RECORD EXCERPTS:
========================================

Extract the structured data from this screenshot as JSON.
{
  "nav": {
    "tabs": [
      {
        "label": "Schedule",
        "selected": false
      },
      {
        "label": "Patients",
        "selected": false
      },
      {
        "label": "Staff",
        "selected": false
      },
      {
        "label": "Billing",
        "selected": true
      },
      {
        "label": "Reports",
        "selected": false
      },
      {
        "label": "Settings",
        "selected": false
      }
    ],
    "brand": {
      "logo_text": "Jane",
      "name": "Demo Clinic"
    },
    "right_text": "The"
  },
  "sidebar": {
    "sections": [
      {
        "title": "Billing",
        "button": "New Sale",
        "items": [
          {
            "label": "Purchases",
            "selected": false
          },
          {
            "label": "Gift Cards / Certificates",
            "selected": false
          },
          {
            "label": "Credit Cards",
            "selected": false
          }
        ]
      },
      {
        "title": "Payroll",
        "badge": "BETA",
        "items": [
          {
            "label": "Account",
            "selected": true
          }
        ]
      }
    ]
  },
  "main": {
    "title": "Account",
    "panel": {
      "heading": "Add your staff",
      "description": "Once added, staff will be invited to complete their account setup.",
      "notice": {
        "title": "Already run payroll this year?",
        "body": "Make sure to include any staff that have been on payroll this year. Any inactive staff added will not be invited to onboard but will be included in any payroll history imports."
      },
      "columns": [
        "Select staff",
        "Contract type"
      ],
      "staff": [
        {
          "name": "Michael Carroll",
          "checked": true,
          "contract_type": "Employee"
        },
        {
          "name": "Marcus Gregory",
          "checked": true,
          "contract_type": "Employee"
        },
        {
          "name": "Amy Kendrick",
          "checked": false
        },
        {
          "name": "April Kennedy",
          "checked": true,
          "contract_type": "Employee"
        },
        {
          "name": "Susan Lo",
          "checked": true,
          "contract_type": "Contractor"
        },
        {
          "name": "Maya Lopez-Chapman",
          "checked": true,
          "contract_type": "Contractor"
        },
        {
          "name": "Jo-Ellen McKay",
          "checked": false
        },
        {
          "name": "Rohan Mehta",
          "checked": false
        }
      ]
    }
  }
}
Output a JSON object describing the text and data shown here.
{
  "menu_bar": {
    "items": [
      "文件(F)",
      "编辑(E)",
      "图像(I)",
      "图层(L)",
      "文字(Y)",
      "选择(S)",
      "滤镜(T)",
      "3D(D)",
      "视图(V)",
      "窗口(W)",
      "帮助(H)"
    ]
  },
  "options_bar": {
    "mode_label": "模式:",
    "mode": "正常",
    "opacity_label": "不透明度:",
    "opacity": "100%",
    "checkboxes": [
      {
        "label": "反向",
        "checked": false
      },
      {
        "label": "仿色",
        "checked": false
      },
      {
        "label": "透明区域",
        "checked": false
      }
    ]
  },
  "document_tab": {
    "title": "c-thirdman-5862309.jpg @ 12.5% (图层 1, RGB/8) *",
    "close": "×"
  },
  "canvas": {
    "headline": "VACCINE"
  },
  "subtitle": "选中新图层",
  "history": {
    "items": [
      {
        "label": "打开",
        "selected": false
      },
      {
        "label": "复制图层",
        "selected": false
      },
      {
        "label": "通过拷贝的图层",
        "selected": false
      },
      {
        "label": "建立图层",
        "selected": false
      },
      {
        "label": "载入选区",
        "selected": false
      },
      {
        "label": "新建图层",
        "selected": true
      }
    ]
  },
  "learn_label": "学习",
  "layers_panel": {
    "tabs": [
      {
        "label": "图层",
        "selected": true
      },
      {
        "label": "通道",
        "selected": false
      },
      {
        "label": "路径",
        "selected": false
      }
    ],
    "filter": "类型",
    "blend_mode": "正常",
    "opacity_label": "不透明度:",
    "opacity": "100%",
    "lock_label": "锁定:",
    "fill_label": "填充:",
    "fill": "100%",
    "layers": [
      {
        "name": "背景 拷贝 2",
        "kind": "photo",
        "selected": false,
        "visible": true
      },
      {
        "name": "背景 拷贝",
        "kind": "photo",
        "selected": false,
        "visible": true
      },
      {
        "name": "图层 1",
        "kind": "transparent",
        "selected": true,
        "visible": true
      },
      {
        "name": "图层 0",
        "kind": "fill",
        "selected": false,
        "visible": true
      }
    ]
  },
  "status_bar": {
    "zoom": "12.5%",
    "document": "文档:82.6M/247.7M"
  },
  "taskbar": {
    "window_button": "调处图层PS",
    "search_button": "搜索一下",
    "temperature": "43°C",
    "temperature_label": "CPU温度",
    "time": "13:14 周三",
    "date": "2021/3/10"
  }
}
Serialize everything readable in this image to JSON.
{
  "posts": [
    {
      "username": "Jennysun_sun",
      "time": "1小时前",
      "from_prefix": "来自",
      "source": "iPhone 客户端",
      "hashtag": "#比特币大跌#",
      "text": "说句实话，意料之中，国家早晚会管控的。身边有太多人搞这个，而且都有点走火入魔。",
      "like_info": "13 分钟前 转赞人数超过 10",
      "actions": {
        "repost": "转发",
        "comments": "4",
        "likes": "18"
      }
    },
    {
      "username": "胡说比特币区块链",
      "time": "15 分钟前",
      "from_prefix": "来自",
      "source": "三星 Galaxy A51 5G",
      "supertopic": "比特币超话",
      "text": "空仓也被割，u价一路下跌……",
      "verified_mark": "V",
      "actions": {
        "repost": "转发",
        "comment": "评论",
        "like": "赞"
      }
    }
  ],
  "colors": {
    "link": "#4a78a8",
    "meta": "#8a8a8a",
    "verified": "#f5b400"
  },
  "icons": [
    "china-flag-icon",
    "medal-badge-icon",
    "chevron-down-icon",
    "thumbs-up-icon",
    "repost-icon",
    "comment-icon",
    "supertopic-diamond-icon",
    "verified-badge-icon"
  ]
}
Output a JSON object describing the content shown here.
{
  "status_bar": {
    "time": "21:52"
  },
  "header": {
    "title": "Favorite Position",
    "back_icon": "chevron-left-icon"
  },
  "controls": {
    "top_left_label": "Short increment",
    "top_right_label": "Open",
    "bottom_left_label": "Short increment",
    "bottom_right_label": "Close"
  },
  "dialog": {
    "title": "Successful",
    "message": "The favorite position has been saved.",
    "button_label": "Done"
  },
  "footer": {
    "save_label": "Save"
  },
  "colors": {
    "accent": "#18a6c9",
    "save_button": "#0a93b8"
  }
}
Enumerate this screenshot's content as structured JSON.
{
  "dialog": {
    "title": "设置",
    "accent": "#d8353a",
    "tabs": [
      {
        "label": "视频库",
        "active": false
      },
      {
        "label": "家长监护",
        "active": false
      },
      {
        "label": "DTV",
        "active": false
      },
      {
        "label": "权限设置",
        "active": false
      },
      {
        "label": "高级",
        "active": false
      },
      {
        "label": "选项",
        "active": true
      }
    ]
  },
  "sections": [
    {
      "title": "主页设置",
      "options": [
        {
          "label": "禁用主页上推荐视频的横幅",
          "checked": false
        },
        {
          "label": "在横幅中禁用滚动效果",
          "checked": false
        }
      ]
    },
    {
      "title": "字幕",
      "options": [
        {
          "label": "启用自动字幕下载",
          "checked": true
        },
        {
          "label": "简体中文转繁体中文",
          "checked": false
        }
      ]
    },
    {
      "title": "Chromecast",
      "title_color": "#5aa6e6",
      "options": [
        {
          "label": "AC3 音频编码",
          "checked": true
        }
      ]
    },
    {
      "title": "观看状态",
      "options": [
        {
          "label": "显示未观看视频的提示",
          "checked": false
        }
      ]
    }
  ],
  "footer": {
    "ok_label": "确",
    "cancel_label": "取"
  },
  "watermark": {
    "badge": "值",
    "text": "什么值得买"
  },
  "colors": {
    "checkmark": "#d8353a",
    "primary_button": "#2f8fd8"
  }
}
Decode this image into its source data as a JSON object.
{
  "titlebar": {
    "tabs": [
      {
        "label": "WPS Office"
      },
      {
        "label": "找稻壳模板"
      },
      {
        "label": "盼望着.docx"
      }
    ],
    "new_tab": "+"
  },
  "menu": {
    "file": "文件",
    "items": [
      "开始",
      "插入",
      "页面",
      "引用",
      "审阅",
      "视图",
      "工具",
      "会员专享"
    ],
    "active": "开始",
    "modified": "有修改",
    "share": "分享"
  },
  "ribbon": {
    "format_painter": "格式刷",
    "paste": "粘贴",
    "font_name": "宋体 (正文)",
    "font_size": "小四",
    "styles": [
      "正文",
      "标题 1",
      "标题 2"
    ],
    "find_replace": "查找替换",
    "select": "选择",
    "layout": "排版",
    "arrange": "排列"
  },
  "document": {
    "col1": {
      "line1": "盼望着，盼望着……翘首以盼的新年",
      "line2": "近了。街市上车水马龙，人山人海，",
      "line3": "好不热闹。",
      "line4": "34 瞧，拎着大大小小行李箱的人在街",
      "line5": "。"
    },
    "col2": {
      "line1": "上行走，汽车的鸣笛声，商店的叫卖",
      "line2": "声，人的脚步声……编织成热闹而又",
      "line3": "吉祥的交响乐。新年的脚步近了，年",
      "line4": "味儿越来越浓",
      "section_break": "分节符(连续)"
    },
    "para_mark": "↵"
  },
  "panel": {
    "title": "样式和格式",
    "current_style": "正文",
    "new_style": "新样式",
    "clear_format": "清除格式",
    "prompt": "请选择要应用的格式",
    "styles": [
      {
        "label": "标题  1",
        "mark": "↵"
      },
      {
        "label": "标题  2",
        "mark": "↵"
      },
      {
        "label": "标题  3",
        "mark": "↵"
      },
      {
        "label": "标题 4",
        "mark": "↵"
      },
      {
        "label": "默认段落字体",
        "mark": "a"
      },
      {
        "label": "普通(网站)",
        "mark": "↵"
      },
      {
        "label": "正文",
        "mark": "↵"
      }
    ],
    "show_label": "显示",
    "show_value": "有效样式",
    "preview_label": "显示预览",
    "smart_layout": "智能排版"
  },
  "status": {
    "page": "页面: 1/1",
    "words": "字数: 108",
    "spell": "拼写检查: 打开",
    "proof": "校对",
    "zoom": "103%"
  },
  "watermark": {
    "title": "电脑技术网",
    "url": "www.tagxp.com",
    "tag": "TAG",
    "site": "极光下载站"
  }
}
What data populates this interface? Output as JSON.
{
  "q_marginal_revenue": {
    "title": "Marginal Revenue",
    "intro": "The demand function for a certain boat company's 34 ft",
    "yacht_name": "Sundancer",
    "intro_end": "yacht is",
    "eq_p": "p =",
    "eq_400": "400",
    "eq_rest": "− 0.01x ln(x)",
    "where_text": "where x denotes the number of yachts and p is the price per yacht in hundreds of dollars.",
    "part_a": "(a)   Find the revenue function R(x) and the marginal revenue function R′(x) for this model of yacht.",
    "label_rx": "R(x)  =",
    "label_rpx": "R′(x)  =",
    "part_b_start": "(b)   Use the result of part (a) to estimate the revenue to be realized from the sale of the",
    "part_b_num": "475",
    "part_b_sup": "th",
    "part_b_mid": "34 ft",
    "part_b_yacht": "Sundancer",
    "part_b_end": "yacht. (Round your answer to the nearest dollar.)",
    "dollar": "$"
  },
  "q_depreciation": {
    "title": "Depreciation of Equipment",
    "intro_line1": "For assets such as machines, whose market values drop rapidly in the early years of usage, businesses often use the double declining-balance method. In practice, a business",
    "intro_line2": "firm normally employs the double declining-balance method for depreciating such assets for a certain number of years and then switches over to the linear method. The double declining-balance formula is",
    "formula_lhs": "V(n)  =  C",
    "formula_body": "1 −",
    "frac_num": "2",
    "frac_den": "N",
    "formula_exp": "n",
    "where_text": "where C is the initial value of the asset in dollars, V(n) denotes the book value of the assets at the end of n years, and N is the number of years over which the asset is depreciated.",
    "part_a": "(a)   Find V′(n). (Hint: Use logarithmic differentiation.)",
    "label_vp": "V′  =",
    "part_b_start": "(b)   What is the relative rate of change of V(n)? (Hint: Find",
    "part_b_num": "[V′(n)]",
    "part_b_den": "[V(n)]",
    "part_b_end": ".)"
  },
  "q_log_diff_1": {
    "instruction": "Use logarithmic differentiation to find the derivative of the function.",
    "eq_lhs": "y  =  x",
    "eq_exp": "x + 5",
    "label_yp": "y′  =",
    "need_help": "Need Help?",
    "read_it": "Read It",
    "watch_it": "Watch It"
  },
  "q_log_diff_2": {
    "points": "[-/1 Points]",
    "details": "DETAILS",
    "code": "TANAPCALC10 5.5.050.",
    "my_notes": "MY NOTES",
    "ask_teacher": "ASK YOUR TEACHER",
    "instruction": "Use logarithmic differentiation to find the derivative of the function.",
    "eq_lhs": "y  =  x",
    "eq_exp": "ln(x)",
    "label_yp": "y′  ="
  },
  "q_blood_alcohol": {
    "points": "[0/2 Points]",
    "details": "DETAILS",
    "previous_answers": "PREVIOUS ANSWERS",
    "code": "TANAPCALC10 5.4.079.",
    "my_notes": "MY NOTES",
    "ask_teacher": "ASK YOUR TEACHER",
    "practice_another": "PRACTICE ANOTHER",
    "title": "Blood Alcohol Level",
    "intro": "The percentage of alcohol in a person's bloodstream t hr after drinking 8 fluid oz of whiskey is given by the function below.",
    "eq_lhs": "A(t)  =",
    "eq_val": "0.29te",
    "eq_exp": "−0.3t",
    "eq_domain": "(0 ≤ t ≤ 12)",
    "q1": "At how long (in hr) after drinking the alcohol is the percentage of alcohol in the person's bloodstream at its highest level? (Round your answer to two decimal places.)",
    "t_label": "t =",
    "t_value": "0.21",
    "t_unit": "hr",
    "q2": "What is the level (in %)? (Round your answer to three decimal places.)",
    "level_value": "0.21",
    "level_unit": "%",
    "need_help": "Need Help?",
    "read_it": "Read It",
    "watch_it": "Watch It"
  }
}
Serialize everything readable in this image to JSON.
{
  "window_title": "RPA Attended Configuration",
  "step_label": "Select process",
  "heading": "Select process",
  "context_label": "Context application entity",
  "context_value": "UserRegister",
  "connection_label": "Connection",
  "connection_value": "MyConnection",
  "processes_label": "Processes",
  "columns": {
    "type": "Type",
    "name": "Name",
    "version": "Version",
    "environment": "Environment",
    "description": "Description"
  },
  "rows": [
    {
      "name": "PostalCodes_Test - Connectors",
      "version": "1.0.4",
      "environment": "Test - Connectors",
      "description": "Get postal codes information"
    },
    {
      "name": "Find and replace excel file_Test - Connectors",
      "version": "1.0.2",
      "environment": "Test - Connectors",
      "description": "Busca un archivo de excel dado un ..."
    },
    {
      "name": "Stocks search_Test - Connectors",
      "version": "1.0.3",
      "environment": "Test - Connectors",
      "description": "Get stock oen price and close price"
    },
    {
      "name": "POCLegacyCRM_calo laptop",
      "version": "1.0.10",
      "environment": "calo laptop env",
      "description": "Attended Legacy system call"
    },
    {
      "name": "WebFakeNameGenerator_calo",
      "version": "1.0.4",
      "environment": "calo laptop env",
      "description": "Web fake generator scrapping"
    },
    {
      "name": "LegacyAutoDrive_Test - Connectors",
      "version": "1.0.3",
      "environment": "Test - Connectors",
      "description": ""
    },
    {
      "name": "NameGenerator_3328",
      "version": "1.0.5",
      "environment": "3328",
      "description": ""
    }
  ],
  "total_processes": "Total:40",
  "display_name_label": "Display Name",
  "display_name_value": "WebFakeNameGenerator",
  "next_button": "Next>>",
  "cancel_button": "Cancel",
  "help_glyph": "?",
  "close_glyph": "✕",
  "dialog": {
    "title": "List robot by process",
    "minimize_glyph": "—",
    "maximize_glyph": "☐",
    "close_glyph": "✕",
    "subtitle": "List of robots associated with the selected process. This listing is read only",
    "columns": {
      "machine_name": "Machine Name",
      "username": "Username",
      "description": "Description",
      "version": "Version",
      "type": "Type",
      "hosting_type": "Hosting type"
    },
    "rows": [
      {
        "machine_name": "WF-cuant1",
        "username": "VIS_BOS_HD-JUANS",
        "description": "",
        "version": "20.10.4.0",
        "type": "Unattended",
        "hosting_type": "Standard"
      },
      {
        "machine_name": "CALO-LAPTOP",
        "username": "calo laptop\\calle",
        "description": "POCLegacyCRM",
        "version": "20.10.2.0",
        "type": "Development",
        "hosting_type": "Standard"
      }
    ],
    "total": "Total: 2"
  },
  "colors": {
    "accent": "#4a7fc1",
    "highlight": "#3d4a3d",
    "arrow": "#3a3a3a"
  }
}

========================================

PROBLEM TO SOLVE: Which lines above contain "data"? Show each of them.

REPLY TO THE TASK:
Extract the structured data from this screenshot as JSON.
Output a JSON object describing the text and data shown here.
Decode this image into its source data as a JSON object.
What data populates this interface? Output as JSON.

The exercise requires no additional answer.